§ **Problem statement**: Show every line from the data below that includes "SystemVerilog".

[Data about app and page elements]
....................
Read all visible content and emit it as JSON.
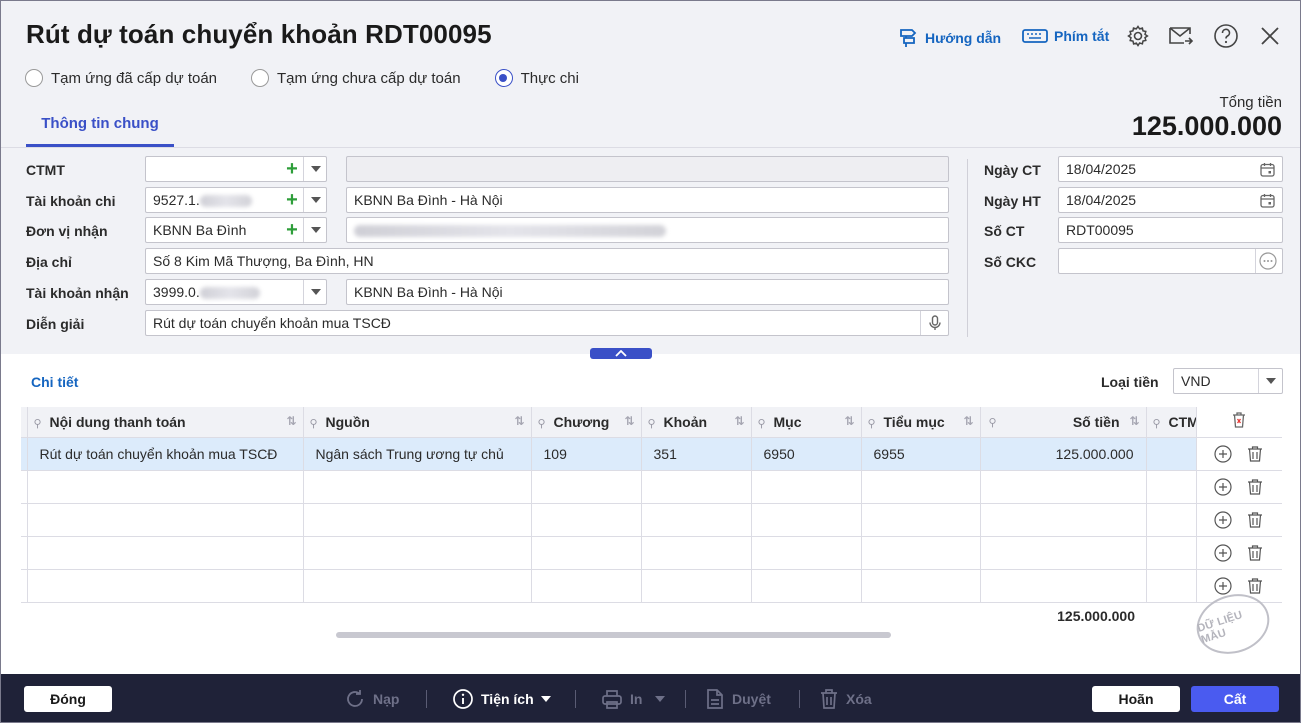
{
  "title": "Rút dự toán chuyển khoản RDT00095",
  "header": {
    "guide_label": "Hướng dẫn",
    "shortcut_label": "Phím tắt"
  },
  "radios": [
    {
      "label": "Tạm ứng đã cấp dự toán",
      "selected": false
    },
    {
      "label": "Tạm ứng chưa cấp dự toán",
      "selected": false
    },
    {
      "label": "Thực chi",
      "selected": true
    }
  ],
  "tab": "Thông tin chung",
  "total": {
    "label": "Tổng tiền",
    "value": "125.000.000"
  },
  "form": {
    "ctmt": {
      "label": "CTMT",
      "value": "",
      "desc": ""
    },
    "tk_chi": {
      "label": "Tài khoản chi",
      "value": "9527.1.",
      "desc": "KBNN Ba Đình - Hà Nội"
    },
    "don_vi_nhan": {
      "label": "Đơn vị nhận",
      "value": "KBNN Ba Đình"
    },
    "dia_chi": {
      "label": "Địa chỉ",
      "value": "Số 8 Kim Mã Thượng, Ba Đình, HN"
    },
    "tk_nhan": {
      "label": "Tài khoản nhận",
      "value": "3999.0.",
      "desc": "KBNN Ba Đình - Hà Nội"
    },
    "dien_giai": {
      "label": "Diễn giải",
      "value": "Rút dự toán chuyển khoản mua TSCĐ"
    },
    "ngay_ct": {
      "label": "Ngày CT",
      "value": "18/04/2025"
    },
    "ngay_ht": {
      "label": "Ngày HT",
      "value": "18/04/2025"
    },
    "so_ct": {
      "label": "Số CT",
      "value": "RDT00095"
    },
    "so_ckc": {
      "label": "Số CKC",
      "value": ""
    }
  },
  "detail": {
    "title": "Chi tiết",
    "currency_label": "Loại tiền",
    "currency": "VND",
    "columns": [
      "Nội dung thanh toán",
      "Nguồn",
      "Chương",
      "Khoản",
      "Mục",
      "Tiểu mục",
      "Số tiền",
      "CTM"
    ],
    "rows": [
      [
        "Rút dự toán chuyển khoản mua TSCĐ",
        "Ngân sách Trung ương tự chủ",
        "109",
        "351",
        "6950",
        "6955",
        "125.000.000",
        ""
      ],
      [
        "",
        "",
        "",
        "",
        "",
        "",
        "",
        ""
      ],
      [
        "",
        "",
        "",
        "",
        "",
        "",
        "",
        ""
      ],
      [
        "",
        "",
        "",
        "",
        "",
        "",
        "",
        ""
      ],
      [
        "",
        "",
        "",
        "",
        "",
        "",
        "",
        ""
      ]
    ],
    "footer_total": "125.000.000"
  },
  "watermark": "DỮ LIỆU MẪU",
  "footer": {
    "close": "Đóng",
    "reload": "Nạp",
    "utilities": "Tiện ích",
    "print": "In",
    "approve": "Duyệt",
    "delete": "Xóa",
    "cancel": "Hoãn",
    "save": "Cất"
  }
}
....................
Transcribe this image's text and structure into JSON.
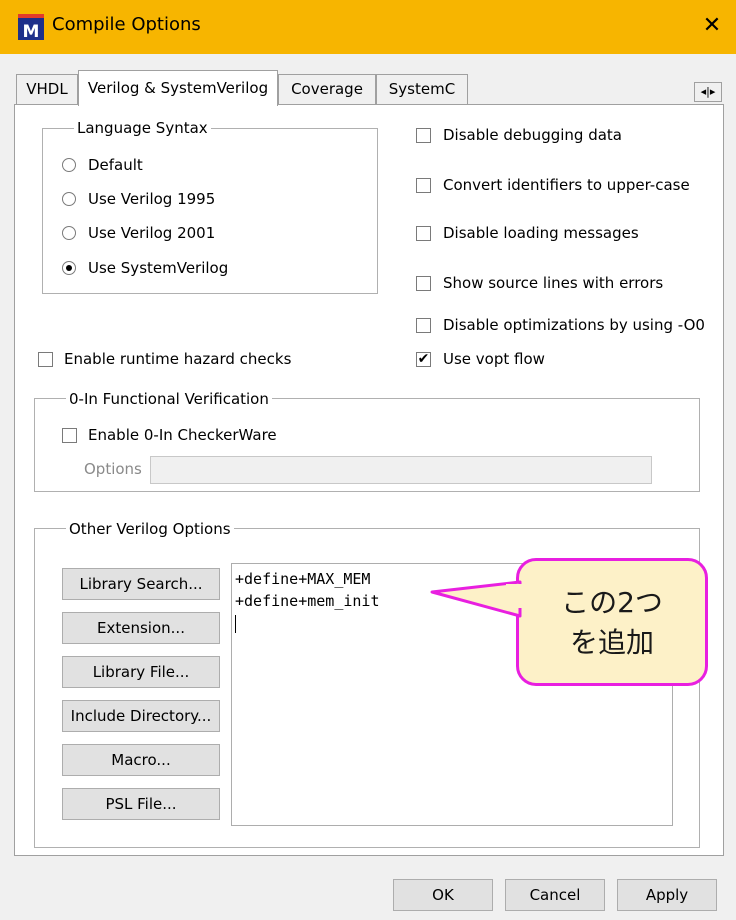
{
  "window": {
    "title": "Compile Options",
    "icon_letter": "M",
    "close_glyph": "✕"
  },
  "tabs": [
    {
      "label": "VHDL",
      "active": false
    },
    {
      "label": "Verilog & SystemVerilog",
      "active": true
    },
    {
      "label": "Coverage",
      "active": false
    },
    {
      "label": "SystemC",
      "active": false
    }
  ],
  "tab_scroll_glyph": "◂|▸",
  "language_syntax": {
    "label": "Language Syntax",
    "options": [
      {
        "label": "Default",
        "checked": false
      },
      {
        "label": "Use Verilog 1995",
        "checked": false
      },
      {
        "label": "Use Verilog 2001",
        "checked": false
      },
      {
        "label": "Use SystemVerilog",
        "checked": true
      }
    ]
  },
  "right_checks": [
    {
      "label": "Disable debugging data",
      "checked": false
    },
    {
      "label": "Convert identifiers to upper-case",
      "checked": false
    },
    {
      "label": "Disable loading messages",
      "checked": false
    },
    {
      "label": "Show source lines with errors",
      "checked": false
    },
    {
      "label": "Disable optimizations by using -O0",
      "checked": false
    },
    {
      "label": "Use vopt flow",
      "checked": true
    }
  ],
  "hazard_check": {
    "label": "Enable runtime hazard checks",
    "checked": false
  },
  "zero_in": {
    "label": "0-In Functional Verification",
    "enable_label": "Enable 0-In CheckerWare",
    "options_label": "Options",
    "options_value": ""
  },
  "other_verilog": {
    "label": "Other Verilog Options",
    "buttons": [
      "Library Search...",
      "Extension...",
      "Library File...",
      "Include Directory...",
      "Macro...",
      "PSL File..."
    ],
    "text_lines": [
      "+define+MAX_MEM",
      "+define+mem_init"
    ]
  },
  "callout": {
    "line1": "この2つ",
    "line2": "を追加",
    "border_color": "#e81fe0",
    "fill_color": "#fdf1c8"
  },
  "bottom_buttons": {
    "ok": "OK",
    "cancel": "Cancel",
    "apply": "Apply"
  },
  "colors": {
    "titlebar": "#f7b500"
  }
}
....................
§ **The answer**:
      "label": "Verilog & SystemVerilog",
        "label": "Use SystemVerilog",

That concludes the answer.